The Texas Clean Rivers Program (CRP) was implemented to maintain and improve the quality of surface water resources within each river basin in Texas. The CRP is a partnership involving the TCEQ, other state agencies, river authorities, local governments, industry, and citizens. Using a watershed management approach, CRP partner agencies work with the TCEQ to identify and evaluate surface water quality issues and to establish priorities for corrective action. The CRP provides a vehicle for local, regional, and statewide interests to examine water quality issues on a watershed basis. Planning and management by watershed allows the examination of complex relationships between water resources and human activity. The water quality assessments performed under the CRP focus on the cumulative effects of a variety of potential pollutant sources within the context of the natural setting of a particular watershed.

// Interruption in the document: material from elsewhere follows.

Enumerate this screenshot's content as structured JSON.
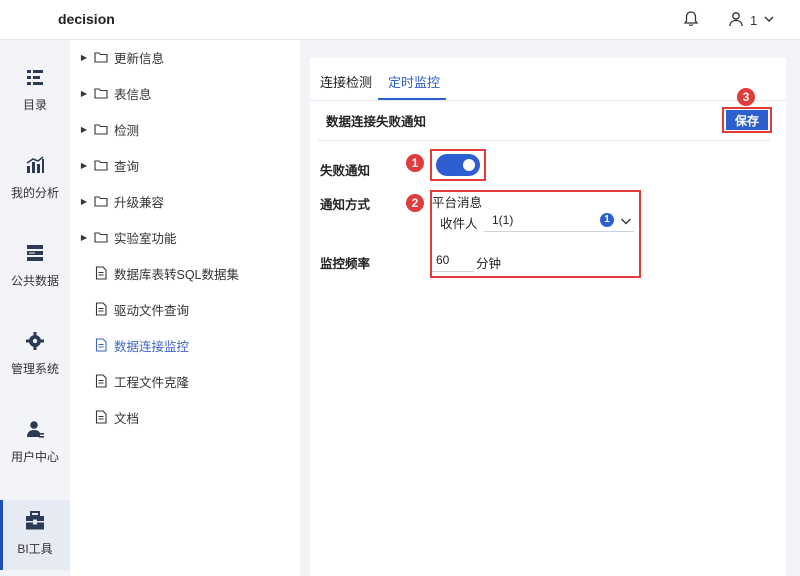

In 1991 the Texas Legislature passed the Texas Clean Rivers Act in response to growing concerns that water resource issues were not being addressed in a holistic manner. This legislation requires that water quality assessments be conducted for each river basin in Texas using an approach that integrates water quality issues within a river basin or watershed. To fund the program, the TCEQ assesses a fee from permit holders for water use and wastewater discharges. The legislation directs the TCEQ to summarize basin-wide assessment report in even-numbered years. The Act also requires the TCEQ to develop rules and to implement a program to issue wastewater discharge permits on a watershed basis. All permits within a given watershed are issued in the same year.
The TCEQ implements the Program by contracting with 15 regional agencies, including river authorities, and councils of government, to conduct regional water quality assessments in the 23 river and coastal basins of Texas. In each basin, the designated partner agency (SRBA) has primary responsibility for surface water quality assessment its basin. For more information visit the Clean Rivers Program web page for links to water quality assessments, guidance, and partner information.
In order to accomplish it’s goals the TCEQ has compiled a set of Deliverables (reports, data, etc.) of which all partner agencies are responsible. These Deliverables are divided into Tasks in order to be received in an organized manner.
The Sulphur River Basin is in the northeast corner of Texas. The basin includes all or part of Fannin, Hunt, Lamar, Hopkins, Red River, Franklin, Titus, Morris, Bowie, Cass and Delta counties.